• The #DisruptTexts Collective. “In Dialogue #DisruptTexts: An Empowerment-Centered Pedagogy.” Research in the Teaching of English, vol. 55, no. 1, pp. 82–84.
Wednesday, July 19
|11:30-1:30||Dr. Sarah Levine on Standards and Testing|
Levine, “A Century of Change in High School English Assessments: A An Analysis of 110 New York State Regents Exams, 1900–2018″ (2019)
Primary sources – historical regents examinations (1918, 1944, 1972, selected prompts)
|2:15-4:15||Historicizing the Common Core|
Coleman, David, and Susan Pimentel. 2012. “Revised Publishers’ Criteria for the Common Core State Standards in English Language Arts and Literacy, Grades 3–12.”
Carillo, “Navigating This Perfect Storm: Teaching Critical Reading in the Face of the Common Core State Standards, Fake News, and Google” (2019)
Reading on AI (TBD)
|5:30-7||Public Lecture by Dr. Lauren Leigh Kelly|
“Monsters in Society: Developing Critical Sociohistorical Literacies in English Language Arts” (Register)
Thursday, July 20
|11:30-1:30||Literature Instruction: A Manifesto|
Summative, collaborative writing activity
|2:15-4:15||Small group work on final projects|
|5:30-7||PD Workshop with Dr. Deirdre Faughey|
Faughey, Deirdre. “‘I Got This!’ Visual Methods as a Restorative Practice.” English Journal, High school edition, vol. 110, no. 2, 2020, pp. 77–84. (optional)

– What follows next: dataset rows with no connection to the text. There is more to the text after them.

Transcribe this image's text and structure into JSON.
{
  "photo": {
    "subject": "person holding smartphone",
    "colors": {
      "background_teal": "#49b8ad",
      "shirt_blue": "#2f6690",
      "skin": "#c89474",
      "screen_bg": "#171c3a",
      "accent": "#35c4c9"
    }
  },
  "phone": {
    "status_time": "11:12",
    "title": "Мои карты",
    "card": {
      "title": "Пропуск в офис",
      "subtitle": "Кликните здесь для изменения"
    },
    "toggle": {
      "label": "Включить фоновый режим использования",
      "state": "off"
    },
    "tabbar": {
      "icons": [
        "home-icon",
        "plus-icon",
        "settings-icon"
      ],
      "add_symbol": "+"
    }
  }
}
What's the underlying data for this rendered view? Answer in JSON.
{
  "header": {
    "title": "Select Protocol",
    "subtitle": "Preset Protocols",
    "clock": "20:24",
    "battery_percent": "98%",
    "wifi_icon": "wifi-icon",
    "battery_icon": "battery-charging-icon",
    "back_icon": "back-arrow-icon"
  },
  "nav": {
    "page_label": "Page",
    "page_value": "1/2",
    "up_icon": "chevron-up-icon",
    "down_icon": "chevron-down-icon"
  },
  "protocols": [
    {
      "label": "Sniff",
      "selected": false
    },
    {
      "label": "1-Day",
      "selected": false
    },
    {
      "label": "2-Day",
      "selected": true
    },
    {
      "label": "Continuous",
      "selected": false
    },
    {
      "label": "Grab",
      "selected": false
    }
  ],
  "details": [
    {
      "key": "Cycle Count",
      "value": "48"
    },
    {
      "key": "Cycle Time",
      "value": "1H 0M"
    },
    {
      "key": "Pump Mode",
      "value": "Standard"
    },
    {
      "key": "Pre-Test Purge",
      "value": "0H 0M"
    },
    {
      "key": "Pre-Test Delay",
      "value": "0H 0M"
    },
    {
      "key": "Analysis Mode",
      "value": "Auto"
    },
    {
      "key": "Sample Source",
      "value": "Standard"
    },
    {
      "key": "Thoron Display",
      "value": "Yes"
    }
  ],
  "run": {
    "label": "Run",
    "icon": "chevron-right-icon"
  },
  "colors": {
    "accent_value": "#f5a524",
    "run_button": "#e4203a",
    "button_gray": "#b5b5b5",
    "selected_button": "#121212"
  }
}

Friday, July 21
|11:30-1:30||Participants’ project presentations|
|2:15-4:15||Reflections, Evaluations, Next Steps|